| Description of the task |
Every entry needs to be duplicated exactly.
*** Opening of Dataset records ***
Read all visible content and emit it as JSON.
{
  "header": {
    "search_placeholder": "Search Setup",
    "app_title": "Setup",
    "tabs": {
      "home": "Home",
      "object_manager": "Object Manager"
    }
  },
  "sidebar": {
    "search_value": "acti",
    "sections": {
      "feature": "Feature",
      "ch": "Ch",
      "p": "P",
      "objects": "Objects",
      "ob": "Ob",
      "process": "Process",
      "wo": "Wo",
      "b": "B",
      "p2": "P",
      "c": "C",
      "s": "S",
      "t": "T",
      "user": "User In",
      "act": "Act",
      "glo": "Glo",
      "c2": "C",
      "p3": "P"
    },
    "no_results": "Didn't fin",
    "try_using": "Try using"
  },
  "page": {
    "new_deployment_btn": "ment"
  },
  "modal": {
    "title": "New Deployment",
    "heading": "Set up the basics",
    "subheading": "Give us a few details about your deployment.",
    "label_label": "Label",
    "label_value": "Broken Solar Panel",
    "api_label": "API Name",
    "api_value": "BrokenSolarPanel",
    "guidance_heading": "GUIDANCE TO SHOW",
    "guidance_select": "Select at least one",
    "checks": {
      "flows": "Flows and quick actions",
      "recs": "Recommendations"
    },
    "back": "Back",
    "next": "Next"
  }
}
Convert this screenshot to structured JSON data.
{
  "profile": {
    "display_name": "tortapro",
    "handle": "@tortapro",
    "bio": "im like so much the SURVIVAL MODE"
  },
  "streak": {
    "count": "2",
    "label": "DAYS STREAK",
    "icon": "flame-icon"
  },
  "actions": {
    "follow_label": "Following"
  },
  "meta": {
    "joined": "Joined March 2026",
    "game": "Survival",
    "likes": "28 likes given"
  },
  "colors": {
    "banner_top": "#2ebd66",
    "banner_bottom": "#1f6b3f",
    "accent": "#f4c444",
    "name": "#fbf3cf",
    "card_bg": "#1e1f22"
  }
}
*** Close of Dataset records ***
| Response area |
Read all visible content and emit it as JSON.
{
  "header": {
    "search_placeholder": "Search Setup",
    "app_title": "Setup",
    "tabs": {
      "home": "Home",
      "object_manager": "Object Manager"
    }
  },
  "sidebar": {
    "search_value": "acti",
    "sections": {
      "feature": "Feature",
      "ch": "Ch",
      "p": "P",
      "objects": "Objects",
      "ob": "Ob",
      "process": "Process",
      "wo": "Wo",
      "b": "B",
      "p2": "P",
      "c": "C",
      "s": "S",
      "t": "T",
      "user": "User In",
      "act": "Act",
      "glo": "Glo",
      "c2": "C",
      "p3": "P"
    },
    "no_results": "Didn't fin",
    "try_using": "Try using"
  },
  "page": {
    "new_deployment_btn": "ment"
  },
  "modal": {
    "title": "New Deployment",
    "heading": "Set up the basics",
    "subheading": "Give us a few details about your deployment.",
    "label_label": "Label",
    "label_value": "Broken Solar Panel",
    "api_label": "API Name",
    "api_value": "BrokenSolarPanel",
    "guidance_heading": "GUIDANCE TO SHOW",
    "guidance_select": "Select at least one",
    "checks": {
      "flows": "Flows and quick actions",
      "recs": "Recommendations"
    },
    "back": "Back",
    "next": "Next"
  }
}
Convert this screenshot to structured JSON data.
{
  "profile": {
    "display_name": "tortapro",
    "handle": "@tortapro",
    "bio": "im like so much the SURVIVAL MODE"
  },
  "streak": {
    "count": "2",
    "label": "DAYS STREAK",
    "icon": "flame-icon"
  },
  "actions": {
    "follow_label": "Following"
  },
  "meta": {
    "joined": "Joined March 2026",
    "game": "Survival",
    "likes": "28 likes given"
  },
  "colors": {
    "banner_top": "#2ebd66",
    "banner_bottom": "#1f6b3f",
    "accent": "#f4c444",
    "name": "#fbf3cf",
    "card_bg": "#1e1f22"
  }
}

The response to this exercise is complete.